I wouldn't change the look of this game for anything. Give me a clear field with numbers I can read, and let me draw and scribble and zoom in and out at will. There are already two more Sudoku cartridges available for the DS, including one from Nintendo. But you can keep those sloppy, inferior versions. This is the one you want to stay with. It's a classic example of the essential value of game design.

The puzzles are categorized into easy, medium, and hard, and I was surprised to discover that each level becomes steadily more challenging. It's a long, slow climb up a hill. So the final easy boards are about as tough to solve as the early medium ones.

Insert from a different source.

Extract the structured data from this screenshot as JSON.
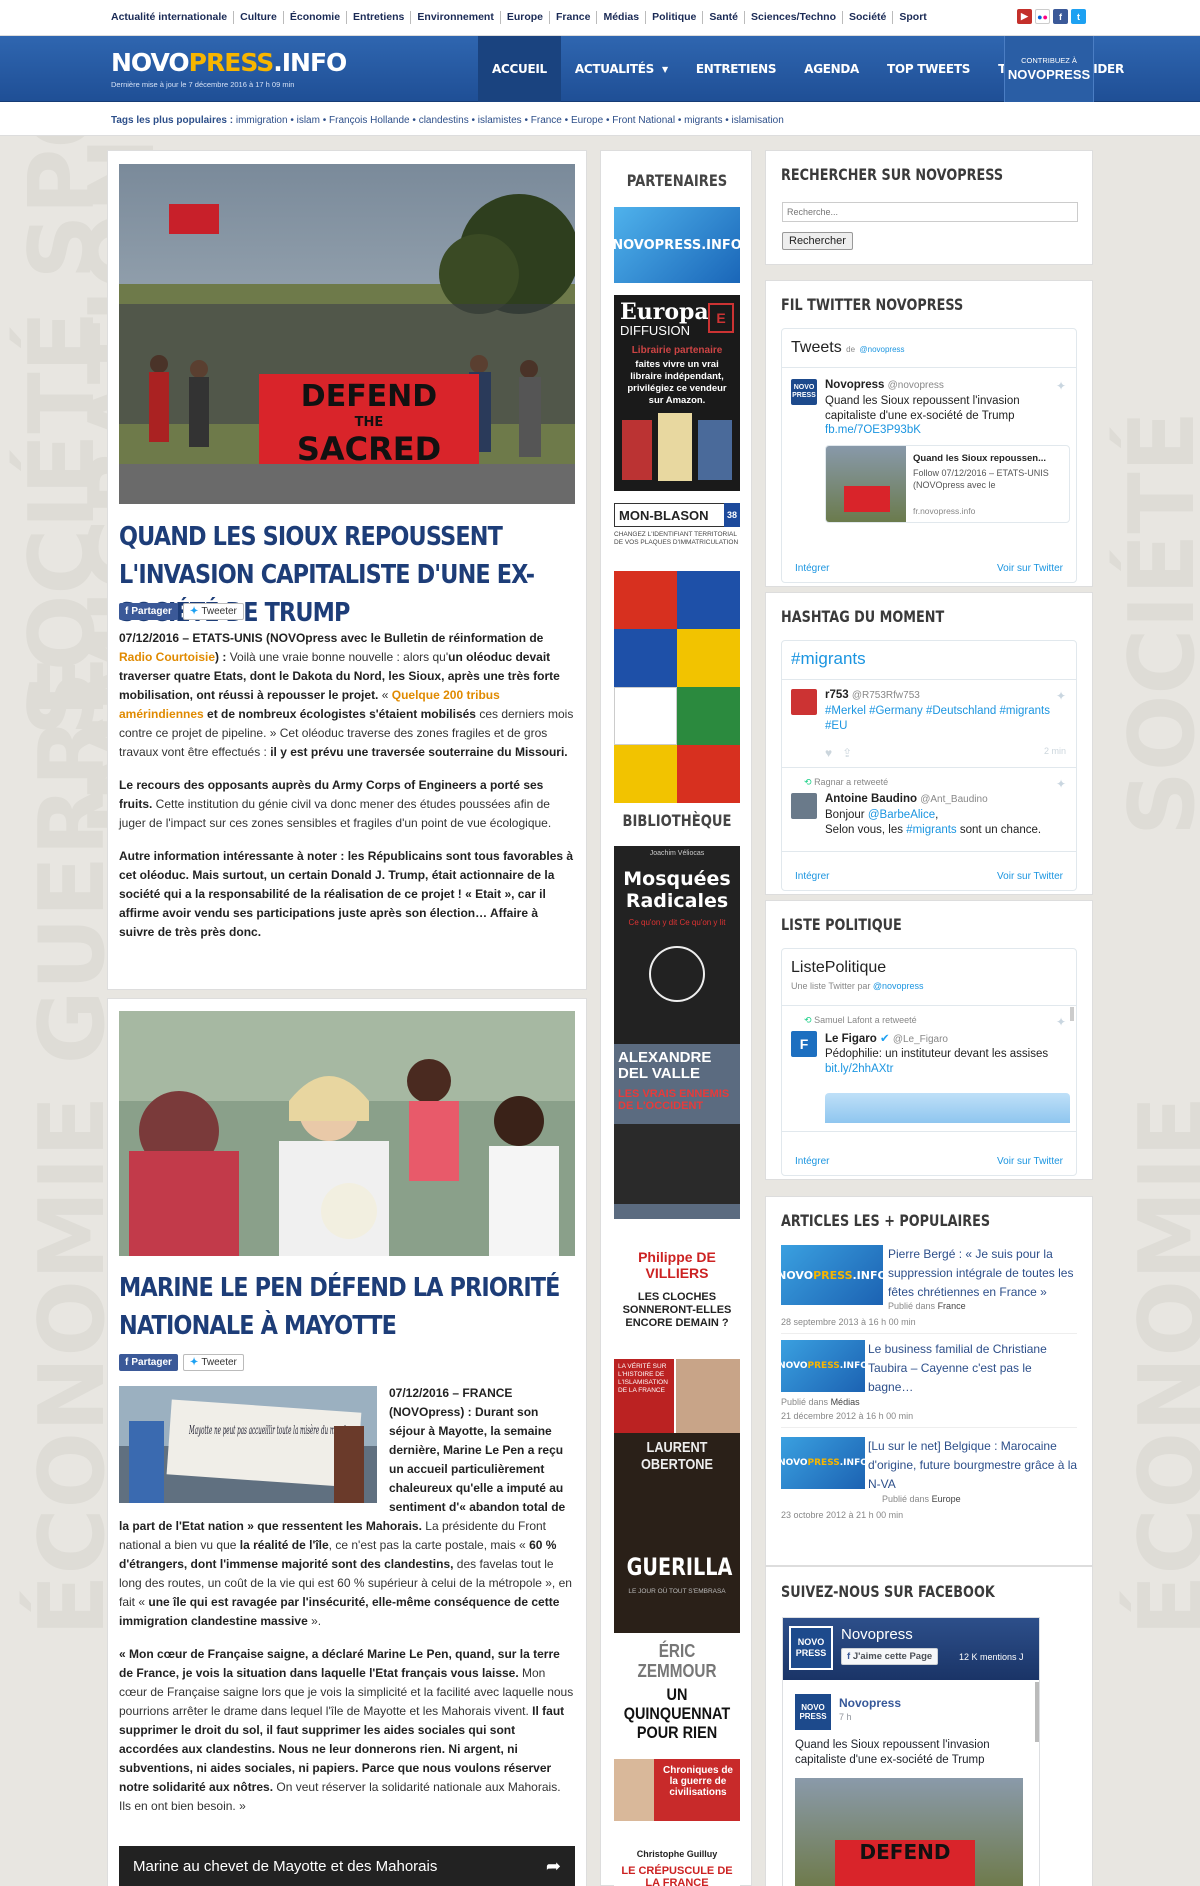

Why Nintendo only included 100 boards is a mystery to me. Perhaps they didn't expect Brain Age Sudoku to be more than a stopgap, an extra bonus to sweeten the pot for the Americans. But it's essential to the larger Brain Age scheme, because it really calls upon those skills you hone for 15 minutes every day. Where else can you go after you've sharpened your mind on math drills? Heck, I can't believe a game composed of short math and reading drills would be so fun. It's almost like the Einstein's version of Wario Ware.

Oh, and by the way, I've already achieved the perfect brain age of "20." I win! Whoo-hoo! Take that, you stupid microphone! It's blue, blue! Blue, you freakin' morons!!

Ideally, Nintendo should take advantage of the excellent Sudoku program for the American version of Brain Age 2. Give us a random puzzle generator (how many minutes would that take to write?). Heck, give us a couple thousand puzzles. Offer downloadable boards over wi-fi. And keep the vertical viewpoint. It's essential.

In fact, somebody get off their lazy ass and bring back Gauntlet and Klax.

P.S. Yes, I know I should be writing more about Brain Age proper, instead of the Sudoku program. But, hey, it's my website and my review, so that means I get to pretty much to whatever the hell I want. Rest assured, Brain Age is a terrific little program, and it deserves to be part of your DS library.

To repeat: Brain Age is really good. Now get off my back; I'm in the middle of a really hard Sudoku puzzle, and this thing is giving me crazy, tripped-out nightmares. Like peering into the mind of God as he's contemplating the universe.

I need a stiff drink.